This is the best of the traditional bathtub kinds, its a degree topped tub sitting on 4 toes, in plan its rounded on the head end (where your head would go in the event you were mendacity in it) and flat on the foot end. The plug gap and overflow are at the foot finish of the bath. If it has a faucet platform that can be at the foot finish of the bath. Its distinguished from a slipper tub by being the same height throughout the top of the bath.

Traditional Double Ended

This is basically the same because the traditional single ended tub but in plan it’s rounded at both ends and the plug hole and overflow in the middle of one of many long sides of the bath. If it has a tap platform then that is also within the center along the lengthy side of the bath.
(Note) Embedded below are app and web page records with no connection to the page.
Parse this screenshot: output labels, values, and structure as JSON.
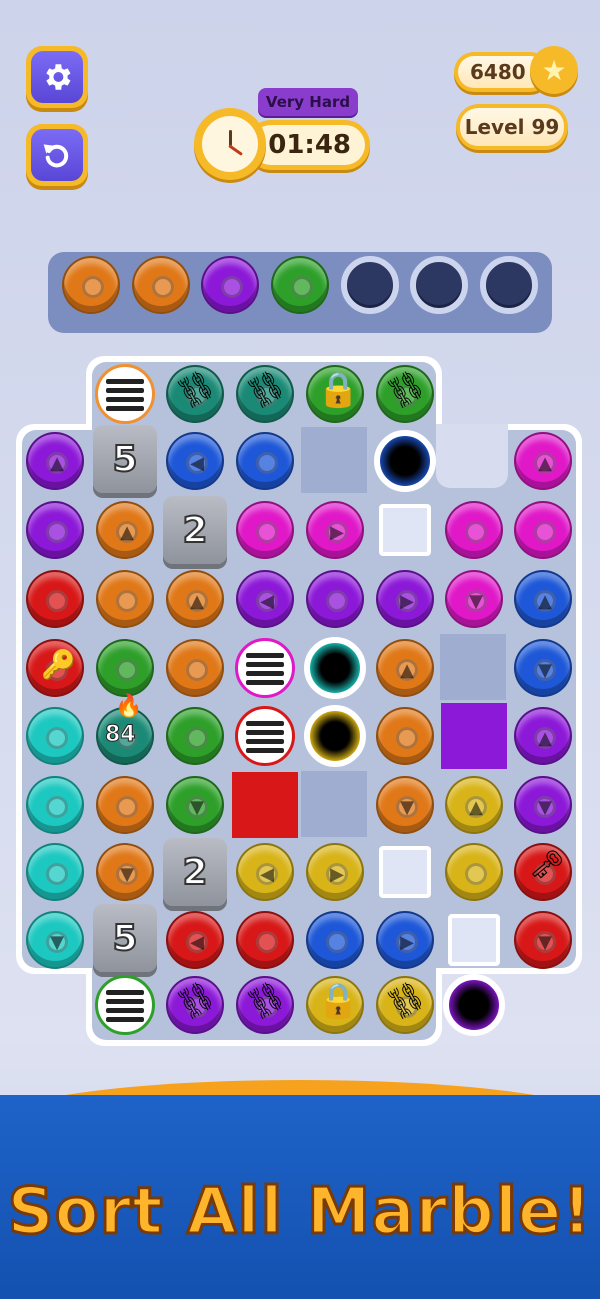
{
  "header": {
    "difficulty": "Very Hard",
    "timer": "01:48",
    "coins": "6480",
    "level": "Level 99"
  },
  "colors": {
    "orange": "#e07818",
    "purple": "#8c18d8",
    "green": "#2ea02a",
    "blue": "#1e58d8",
    "magenta": "#e018c8",
    "red": "#d81818",
    "cyan": "#1cc8c0",
    "yellow": "#d8b418",
    "teal": "#1a8a76"
  },
  "tray": [
    "orange",
    "orange",
    "purple",
    "green",
    "empty",
    "empty",
    "empty"
  ],
  "board": {
    "stones": [
      "5",
      "2",
      "2",
      "5"
    ],
    "counter": "84"
  },
  "banner": {
    "text": "Sort All Marble!"
  }
}
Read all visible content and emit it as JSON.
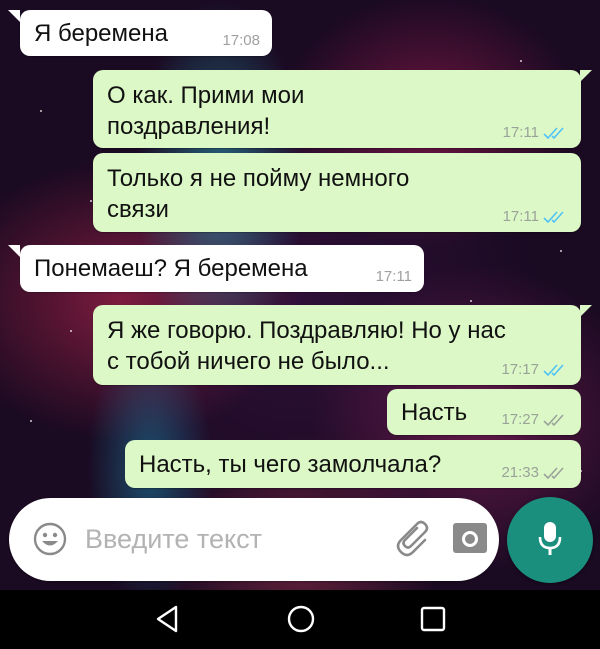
{
  "messages": [
    {
      "text": "Я беремена",
      "time": "17:08",
      "direction": "in"
    },
    {
      "text": "О как. Прими мои\nпоздравления!",
      "time": "17:11",
      "direction": "out",
      "status": "read"
    },
    {
      "text": "Только я не пойму немного\nсвязи",
      "time": "17:11",
      "direction": "out",
      "status": "read"
    },
    {
      "text": "Понемаеш? Я беремена",
      "time": "17:11",
      "direction": "in"
    },
    {
      "text": "Я же говорю. Поздравляю! Но у нас\nс тобой ничего не было...",
      "time": "17:17",
      "direction": "out",
      "status": "read"
    },
    {
      "text": "Насть",
      "time": "17:27",
      "direction": "out",
      "status": "delivered"
    },
    {
      "text": "Насть, ты чего замолчала?",
      "time": "21:33",
      "direction": "out",
      "status": "delivered"
    }
  ],
  "composer": {
    "placeholder": "Введите текст",
    "icons": [
      "emoji-icon",
      "attach-icon",
      "camera-icon",
      "mic-icon"
    ]
  },
  "navbar": {
    "icons": [
      "back-icon",
      "home-icon",
      "recents-icon"
    ]
  },
  "colors": {
    "incoming_bubble": "#ffffff",
    "outgoing_bubble": "#dcf8c6",
    "read_tick": "#4fc3f7",
    "delivered_tick": "#9aa39a",
    "mic_button": "#1b8f7d"
  }
}
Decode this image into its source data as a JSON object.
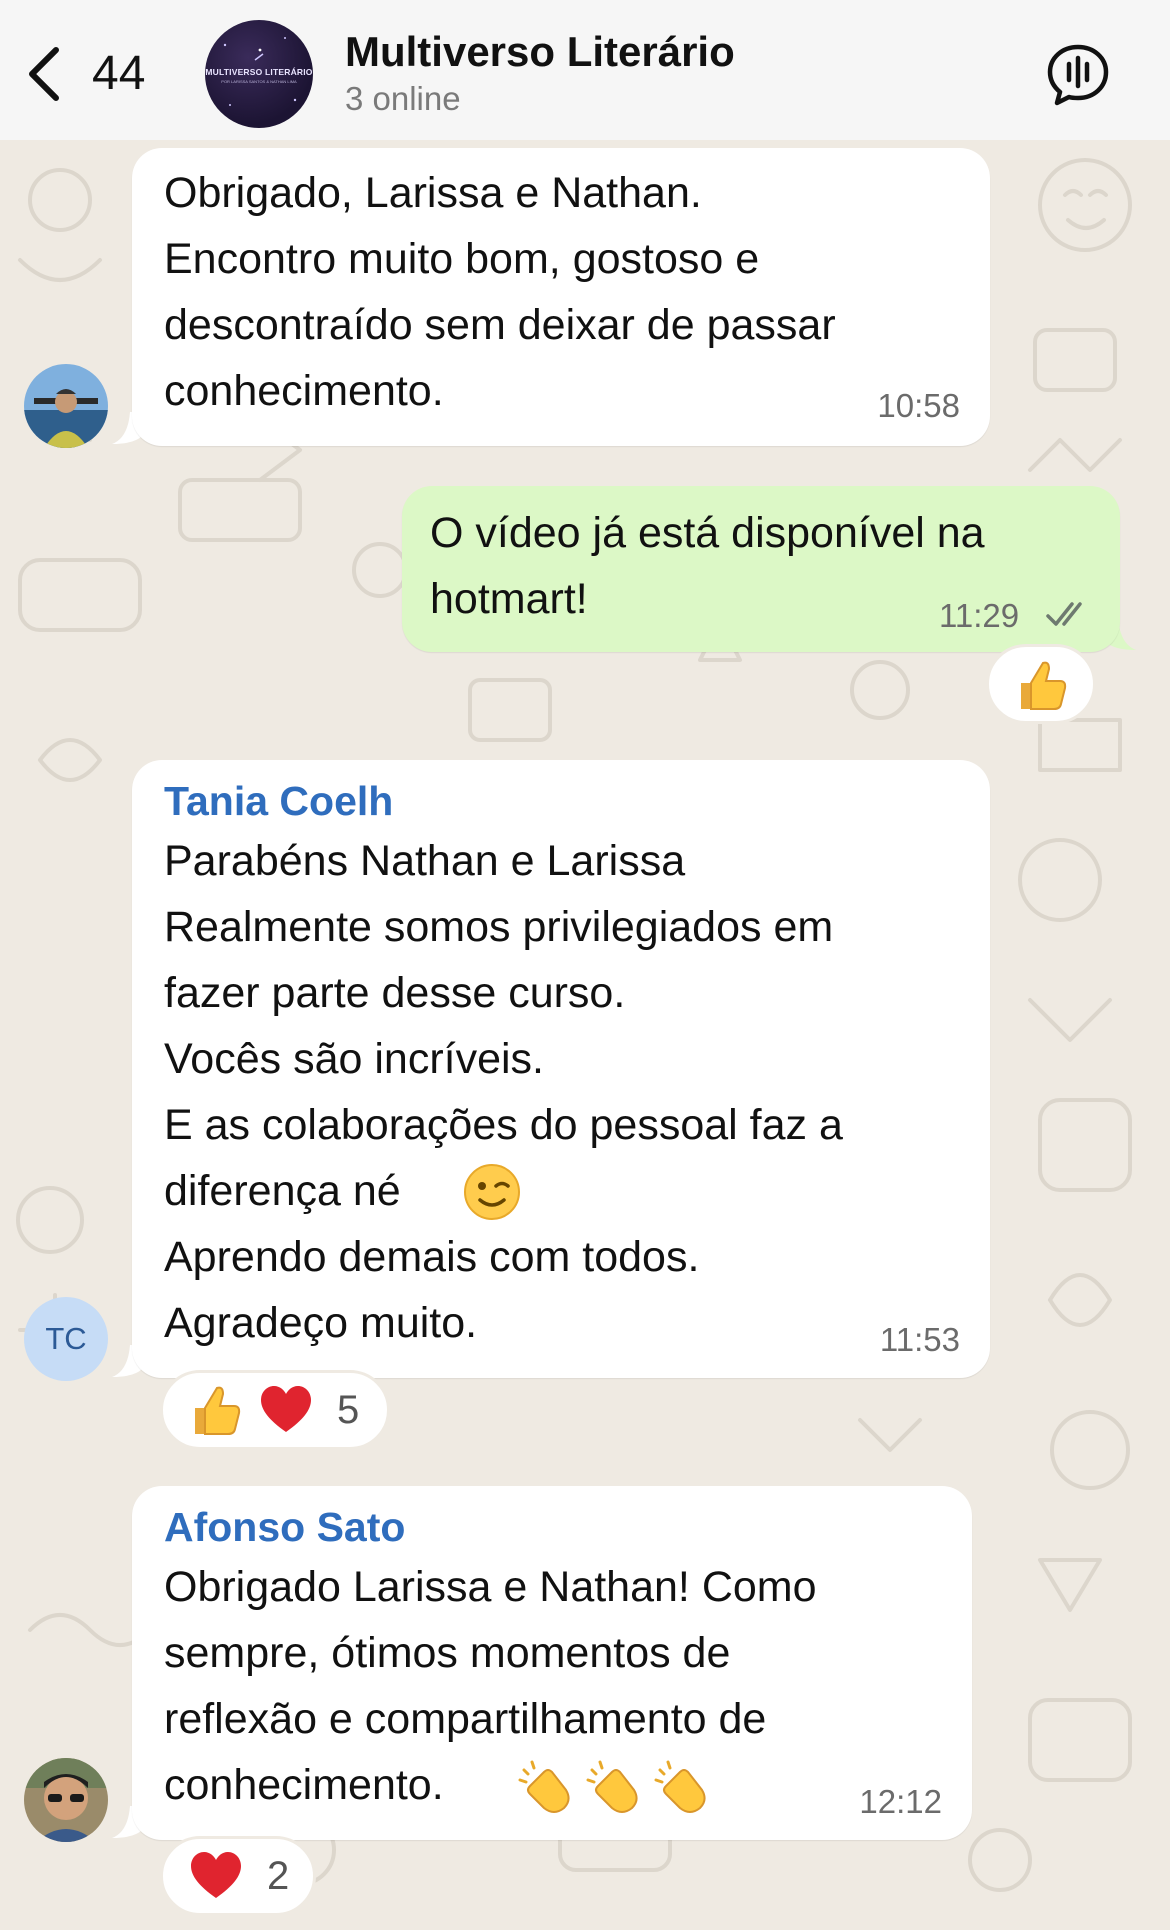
{
  "header": {
    "back_count": "44",
    "group_name": "Multiverso Literário",
    "group_status": "3 online",
    "avatar_title": "MULTIVERSO LITERÁRIO",
    "avatar_subtitle": "POR LARISSA SANTOS & NATHAN LIMA"
  },
  "messages": [
    {
      "direction": "incoming",
      "sender": "",
      "text": "Obrigado, Larissa e Nathan.\nEncontro muito bom, gostoso e\ndescontraído sem deixar de passar\nconhecimento.",
      "time": "10:58"
    },
    {
      "direction": "outgoing",
      "text": "O vídeo já está disponível na\nhotmart!",
      "time": "11:29",
      "status": "read",
      "reactions": [
        {
          "emoji": "thumbs-up",
          "count": ""
        }
      ]
    },
    {
      "direction": "incoming",
      "sender": "Tania Coelh",
      "avatar_initials": "TC",
      "text": "Parabéns Nathan e Larissa\nRealmente somos privilegiados em\nfazer parte desse curso.\nVocês são incríveis.\nE as colaborações do pessoal faz a\ndiferença né \nAprendo demais com todos.\nAgradeço muito.",
      "inline_emoji": "winking-face",
      "time": "11:53",
      "reactions": [
        {
          "emoji": "thumbs-up"
        },
        {
          "emoji": "red-heart"
        }
      ],
      "reaction_count": "5"
    },
    {
      "direction": "incoming",
      "sender": "Afonso  Sato",
      "text": "Obrigado Larissa e Nathan! Como\nsempre, ótimos momentos de\nreflexão e compartilhamento de\nconhecimento. ",
      "inline_emojis": [
        "clapping-hands",
        "clapping-hands",
        "clapping-hands"
      ],
      "time": "12:12",
      "reactions": [
        {
          "emoji": "red-heart"
        }
      ],
      "reaction_count": "2"
    }
  ],
  "colors": {
    "chat_background": "#efeae2",
    "incoming_bubble": "#ffffff",
    "outgoing_bubble": "#dcf8c6",
    "sender_name": "#2f6dbd",
    "header": "#f6f6f6"
  }
}
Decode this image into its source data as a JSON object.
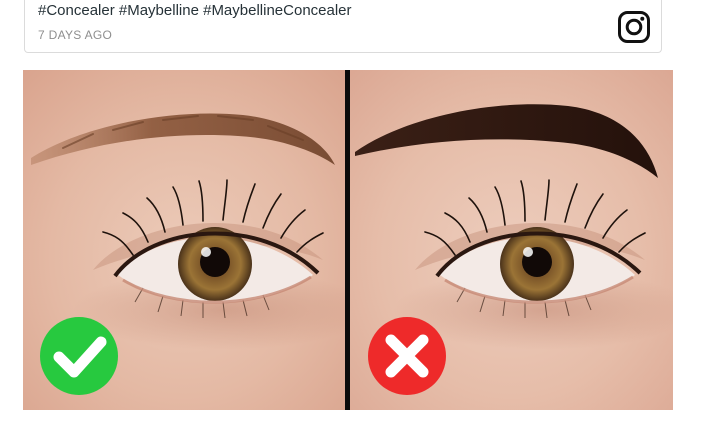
{
  "post": {
    "hashtags": "#Concealer #Maybelline #MaybellineConcealer",
    "timestamp": "7 DAYS AGO",
    "platform_icon": "instagram-icon"
  },
  "image": {
    "left_panel": {
      "verdict": "correct",
      "badge_icon": "checkmark-icon",
      "badge_color": "#27c93f"
    },
    "right_panel": {
      "verdict": "incorrect",
      "badge_icon": "cross-icon",
      "badge_color": "#ee2a2a"
    },
    "divider_color": "#0b0b0b"
  }
}
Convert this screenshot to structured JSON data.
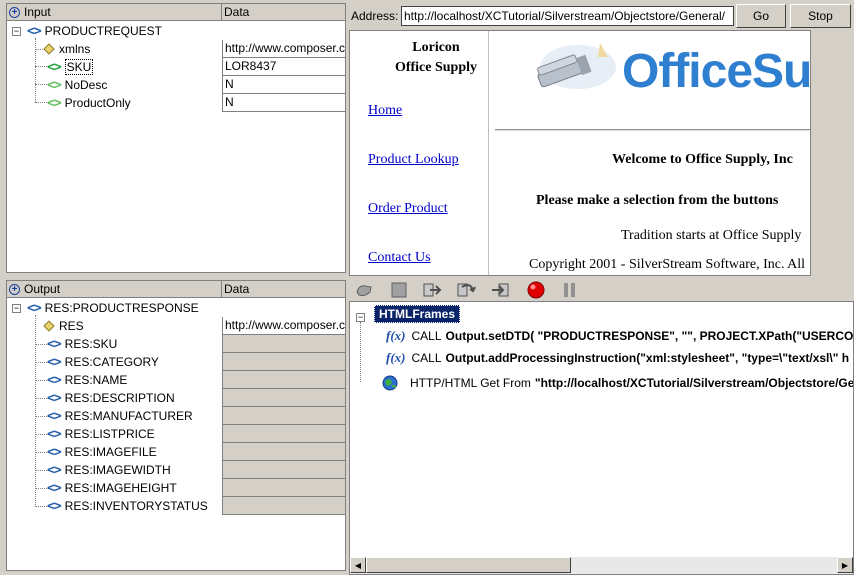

Like the single ended tub it’s the same height throughout the highest of the bathtub and it sits on 4 feet of 1 fashion or another..

Slipper Baths

A slipper bathtub is a traditional single ended tub but with a the head end of the bathtub higher than the foot end. The head finish of the bathtub rises up, often with some model, to make the (heeled) ‘slipper’ form after which the bathtub is named. Traditional slipper baths sit on four ft, often with slipper baths the front feet and back ft are slightly different shapes and should not interchangeable. Brief slipper baths, 1500mm. are common in en-suites. Large slipper baths are suitable for a very luxurious and indulgent setting. Slipper baths are sometimes however not at all times fairly vast and deep.

Bateau Baths

A bateau bath is a double ended version of the slipper bathtub, whereas the slipper bath goes up at just one end the bateau is symmetrical and rises up at each ends. Just like the slipper bath its typically on 4 toes, in contrast to the slipper bathtub there should not often be completely different ft required for the entrance and back. Bateau baths are found both with and with out tap ledges for mounting taps.

Boat Baths

A ship bathtub is a bateau bathtub without ft, instead it usually has a skirt that goes all the way down to a plinth which takes the load of the bathtub (or a metal frame underneath might sometimes take the load). Like bateau baths, boat baths are available with and with out faucet holes.

Keyhole Shower Baths

These keyhole formed baths, the place the spherical finish of the tub was for a shower are very rare and there might be no non-bespoke producers of them left, though up till lately they could possibly be bought as a non-bespoke product.